  • Left: Curator Sinziana Ravini with artist Radenko Milak at the Bosnia and Herzegovina Pavilion. Right: Curator Peter Eleey and artist Francis Alÿs at the Iraq Pavilion. (All photos: Kate Sutton)
    diary May 17, 2017

    Politics by Other Means

    IN AN UNTITLED FILM shot in Mosul on October 31, 2016, Francis Alÿs trains his lens on a desert landscape suspended in the pink haze of a sandstorm. A tank slowly careens in the distance, armed soldiers milling about in its path. In the foreground, one of the artist’s hands holds up a small white canvas, while the other applies paint, mostly in sand tones with a daub of crimson to match the flag of the Peshmerga—the Kurdish army—flying atop the tank. Using the canvas as both picture and palette, the artist dashes out a composition in situ. “I was originally drawing with pencil on one side and

  • Harumi Yamaguchi, Roller Skate, 1977, acrylic on board, 20 x 28 1/2".
    picks May 04, 2017

    Harumi Yamaguchi

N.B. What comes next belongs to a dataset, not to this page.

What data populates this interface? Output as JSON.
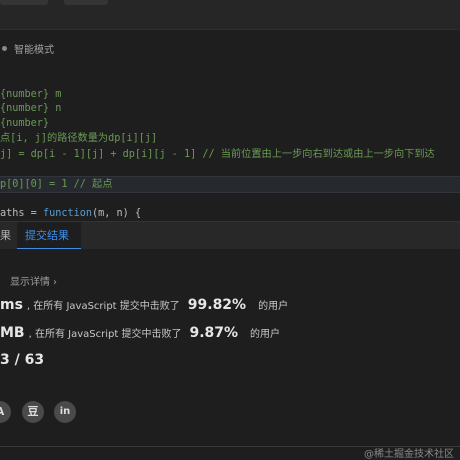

    In the 1970s, fashion illustrator Harumi Yamaguchi attained cult status with her “Harumi Gals,” a series of popular print and television advertisements that helped usher in an era of loosening gender roles in Japan, while simultaneously reinventing Parco, the trendsetting Shibuya department-store chain later revered for its progressive ad campaigns. (This same company would bring us the visual sublimity of Faye Dunaway delicately nibbling at a hard-boiled egg for a 1979 TV spot.)

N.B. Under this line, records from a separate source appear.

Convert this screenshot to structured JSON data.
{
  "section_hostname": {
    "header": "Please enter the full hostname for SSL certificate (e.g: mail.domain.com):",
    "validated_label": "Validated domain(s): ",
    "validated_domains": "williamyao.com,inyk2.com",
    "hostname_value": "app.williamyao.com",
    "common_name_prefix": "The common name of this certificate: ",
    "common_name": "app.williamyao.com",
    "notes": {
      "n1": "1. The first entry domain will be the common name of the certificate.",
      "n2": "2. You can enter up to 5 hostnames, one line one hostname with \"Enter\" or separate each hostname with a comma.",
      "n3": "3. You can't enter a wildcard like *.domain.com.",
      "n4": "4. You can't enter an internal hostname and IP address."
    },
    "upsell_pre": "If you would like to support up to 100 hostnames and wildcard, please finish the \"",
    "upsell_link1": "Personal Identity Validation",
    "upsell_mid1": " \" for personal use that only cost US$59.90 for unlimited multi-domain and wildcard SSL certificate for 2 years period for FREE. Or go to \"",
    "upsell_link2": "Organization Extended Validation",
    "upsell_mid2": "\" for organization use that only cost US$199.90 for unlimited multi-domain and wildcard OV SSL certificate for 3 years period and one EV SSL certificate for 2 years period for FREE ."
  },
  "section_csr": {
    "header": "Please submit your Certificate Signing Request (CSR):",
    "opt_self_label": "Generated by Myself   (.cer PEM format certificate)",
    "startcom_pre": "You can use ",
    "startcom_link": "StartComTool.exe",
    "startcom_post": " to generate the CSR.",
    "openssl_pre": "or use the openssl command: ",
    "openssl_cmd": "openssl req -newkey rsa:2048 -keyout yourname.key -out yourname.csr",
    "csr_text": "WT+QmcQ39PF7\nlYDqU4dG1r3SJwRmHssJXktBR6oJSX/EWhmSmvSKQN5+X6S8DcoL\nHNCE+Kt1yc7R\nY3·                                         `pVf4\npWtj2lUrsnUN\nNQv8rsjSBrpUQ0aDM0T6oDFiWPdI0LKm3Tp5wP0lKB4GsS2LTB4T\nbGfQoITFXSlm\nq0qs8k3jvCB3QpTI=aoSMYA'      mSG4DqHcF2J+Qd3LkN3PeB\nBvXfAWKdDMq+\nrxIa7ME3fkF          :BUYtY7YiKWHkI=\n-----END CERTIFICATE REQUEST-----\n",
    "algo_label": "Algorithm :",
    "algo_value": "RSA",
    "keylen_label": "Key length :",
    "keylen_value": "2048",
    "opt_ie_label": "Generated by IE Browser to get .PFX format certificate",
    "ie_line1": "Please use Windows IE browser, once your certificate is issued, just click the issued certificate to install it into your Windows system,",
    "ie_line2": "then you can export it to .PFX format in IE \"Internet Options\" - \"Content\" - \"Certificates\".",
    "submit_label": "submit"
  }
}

    Harumi Gals offered the epitome of late-1970s eye-shadow chic and nascent 1980s glamour, with full pouty lips corralled

  • Rostan Tavasiev, Rechvnich, 2016, paper, mixed media, 23 1/2 x 20".
    picks April 02, 2017

    Rostan Tavasiev

    It’s hard to take Rostan Tavasiev seriously as an artist, if only because for nearly two decades his medium of choice has been the stuffed animal. If myriad “love hours” imbued Mike Kelley’s mangled toys with a crude, bodily aura, the plush animals favored by Tavasiev radiate the chemical-scented clean of the disposable impulse purchase. The artist’s paintings and installations tend to operate on the level of a knock-knock joke, with a sweet, sanitized stupidity that deflects from the compositions’ darker implications. For instance, in the 2009 installation Future, a herd of tiny flame-maned

  • View of “Cécile B. Evans,” 2017. Photo: Georg Petermichl.

    Cécile B. Evans

    Ask a robot, “What’s the weather like?” and you risk the response, “What’s the weather?” This punch line repeats throughout Cécile B. Evans’s growing oeuvre, which explores the psychological repercussions of the increasing encroachment of artificial intelligence into a terrain previously thought to belong exclusively to the human soul. Using videos, installations, holograms, and now what she calls an “automated play,” Evans questions our expectations regarding our relationships with machines as the latter learn to mimic us more and more, paradoxically gaining power through the simulation of